Our data are fully consistent with a model in which Hfq facilitates other regulators of the metabolism of cspA mRNA rather than playing an essential role itself. During exponential growth at 37°C, Hfq has been reported to be highly abundant and to be sufficiently concentrated (~15 μM) to saturate substrates with affinities similar to those of cspA mRNA (33). Other reports, however, suggest that Hfq may be more limiting since its abundance is reported to correlate negatively with growth rate (34). In either case, cspA mRNA would be in competition for the pool of Hfq. If one or two hexamers of Hfq were bound to cspA mRNA, our data show that they would be preferentially located at or near its 3′ end (shown schematically in Fig. Fig.8).8). In such a location they would be able to promote polyadenylation (15, 20) and the destabilization of cspA mRNA by 3′ exonucleases, consistent with the observed short half-life of cspA mRNA and the in vitro data in Fig. Fig.6.6. Moreover, the dependence of cspA mRNA turnover on RNase E in vivo is modest at 30°C (16), indicating that blockage of the preferred RNase E site by Hfq would not necessarily provide protection. At the onset of cold shock, cspA mRNA is stabilized dramatically, with a concomitant increase in its translation (2, 10, 11, 13, 29). Recent data show that it undergoes a significant structural rearrangement (9). Although it is unknown whether Hfq is redistributed after a shift to low temperature, the increased abundance of cspA mRNA in the early stages of cold adaptation, coupled with its intrinsic high affinity, would permit it to compete effectively for any free Hfq. Bound Hfq would offer protection against RNase E, enhancing the stabilizing effect of increased translation (Fig. (Fig.8).8). Finally, at the end of the period of cold adaptation and the resumption of (slower) growth, cspA mRNA declines in abundance in a process that requires polynucleotide phosphorylase (37). Hfq bound to rho-independent terminators promotes polyadenylation and the action of PNPase (8, 25), consistent with our data showing that PNPase in degradosomes is capable of digesting polyadenylated cspA mRNA. The finding of preferential binding of Hfq to the 3′ end of cspA mRNA also helps to explain why cspA mRNA is sensitive to polynucleotide phosphorylase at the end of cold adaptation (37).

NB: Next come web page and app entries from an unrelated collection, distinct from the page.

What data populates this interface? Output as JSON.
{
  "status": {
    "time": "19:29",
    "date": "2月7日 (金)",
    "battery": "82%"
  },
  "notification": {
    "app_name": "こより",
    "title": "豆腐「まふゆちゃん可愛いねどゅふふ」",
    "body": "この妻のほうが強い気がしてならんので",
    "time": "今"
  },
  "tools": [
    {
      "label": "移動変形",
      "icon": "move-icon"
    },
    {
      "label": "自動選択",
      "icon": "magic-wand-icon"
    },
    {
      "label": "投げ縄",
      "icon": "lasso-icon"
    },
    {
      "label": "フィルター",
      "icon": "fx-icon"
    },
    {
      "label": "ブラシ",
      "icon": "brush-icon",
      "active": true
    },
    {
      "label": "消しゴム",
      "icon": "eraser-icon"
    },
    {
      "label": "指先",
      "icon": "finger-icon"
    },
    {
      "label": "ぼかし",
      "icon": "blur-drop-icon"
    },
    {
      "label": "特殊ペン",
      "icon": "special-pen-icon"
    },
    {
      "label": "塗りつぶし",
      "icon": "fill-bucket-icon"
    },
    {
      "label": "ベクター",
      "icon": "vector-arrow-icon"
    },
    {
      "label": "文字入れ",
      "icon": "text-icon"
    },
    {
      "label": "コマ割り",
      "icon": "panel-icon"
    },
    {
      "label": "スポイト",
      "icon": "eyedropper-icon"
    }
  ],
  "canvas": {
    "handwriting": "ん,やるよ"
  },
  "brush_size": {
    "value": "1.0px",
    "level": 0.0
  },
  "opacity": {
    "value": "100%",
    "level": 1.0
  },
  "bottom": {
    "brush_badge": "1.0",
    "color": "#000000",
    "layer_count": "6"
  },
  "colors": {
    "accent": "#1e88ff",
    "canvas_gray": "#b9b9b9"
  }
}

This work was supported by grant MOP-5396 from the Canadian Institutes of Health Research.
We thank Jon Beckwith, Andrew Feig, Sidney Kushner, and Eric Massé for their generosity in supplying strains.
Published ahead of print on 16 March 2010.